Why should you eat garlic?
Garlic is chock full of great compounds that have anti-inflammatory, antibacterial, and anti-fungal properties, so it’s well equipped to fight for your immune system. Whenever a runner feels the onset of sickness, Ehsani recommends garlic straightaway.
How do you add garlic to your diet?
Garlic is a great addition to a multitude of dishes. You can sprinkle chopped garlic onto avocado toast or throw it into an omelette for breakfast. You can sauté it for lunch soups or salads. You can make garlic bread as a side with dinner.
“It’s a unique veggie that people don’t think about that has great benefits,” Ehsani says.
Why should you eat potatoes?
Carbs, carbs, carbs.
If you run every day, you need carbohydrates for energy. Potatoes are an excellent source, and luckily, they have even more to offer.
“Runners always think about, ‘oh, I’ve got to eat a banana [for potassium],’” says Ehsani. “But you can get [potassium] from potatoes too.”
How can you add potatoes to your diet?
There are tons of ways to use potatoes. You can roast them, bake them, mash them, make them into fries or hash browns, add them to soups and chilis, and the list goes on! There’s no shortage of ways to enjoy a potato, so find the way you like and add them to your rotation.
[Related: Are Potatoes Good for You?]
Why should you eat spinach?
Spinach is loaded with vitamins and minerals, specifically the ever-important iron.
“Runners are more susceptible to having lower iron stores,” she says. “So it’s really important they have good sources of iron each week.”
Ehsani warns that while animal sources of iron are better absorbed by the body, spinach can easily do the trick as long as you pair the leafy green with a good source of vitamin C.
How can you add spinach to your diet?
Making a simple salad that pairs spinach with tomatoes or bell peppers that have a lot of vitamin C will help you reap the iron benefits.
Spinach is also easy to add to a sandwich, wrap, or smoothie. In fact, you can add it to almost any dish. Ehsani just recommends that, if you’re going to cook it, don’t overdo it or the spinach will sweat out important nutrients.

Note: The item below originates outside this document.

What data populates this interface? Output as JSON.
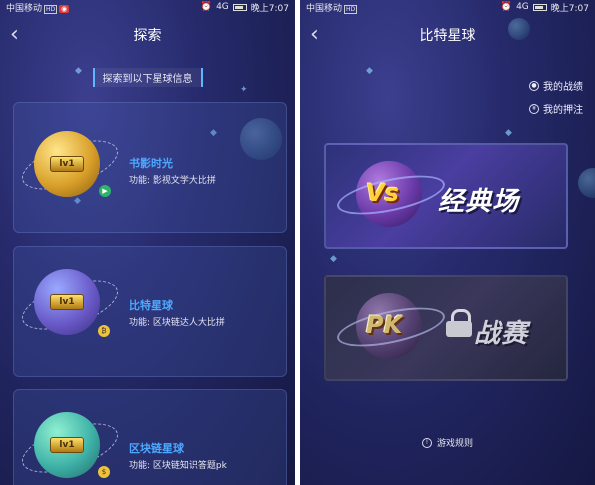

Why should you eat tomatoes?
Tomatoes are high in vitamin C and potassium, and also have some vitamin K. But their most unique benefit comes when they’re cooked.
“Lycopene get pulled out,” says Ehsani. Lycopene is an antioxidant that helps with bone and oral health. It also helps with blood pressure and reduces risk of cancer, diabetes, and heart disease.
How can you add tomatoes to your diet?
Tomatoes can be made into sauces for pasta, slices for sandwiches, cubes for salads, or tossed into stews. You can even simply sprinkle salt and drizzle olive oil on a slice for a tasty snack.
[Related: The Easiest Homemade Tomato Sauce Ever]
Why should you eat mushrooms?
Mushrooms are the main sources of vitamin D in the produce aisle. “It’s mainly found in dairy products,” Ehsani says, and fish. So if you can’t eat dairy or don’t like fish, then mushrooms are vital.
Vitamin D is important for many things, like calcium absorption, proper immune function, and general bone, heart, and muscle health. You get vitamin D naturally from the sun, but in the winter months or in colder, cloudier climates, you’ll need to consume more of it.
How can you add mushrooms to your diet?
Mushrooms have an almost meaty flavor, so they make a good substitute for foods like ground beef or turkey. Like many other veggies on this list, you can roast or sauté them too.
Vegetables are good for you, so they need a place in your diet. If you find that you aren’t having enough or if you gag at the sight of anything green, Ehsani has some sound advice.
“Try them in a variety of different ways,” she says. “Maybe you try it roasted one day, maybe you try it grilled … You don’t have to be eating them raw in a salad because that’s boring, or you don’t have to just steam your veggies.”
Do you love having eggs for breakfast? Great! Try throwing a little spinach in there. It’s all about finding creative ways to incorporate more veggies into your daily routine.
“You don’t have to cut anything out of your diet,” Ehsani says. “We just want you to try to add a little bit more veggies.”
[Related: Best Vegetables for Your Immune System]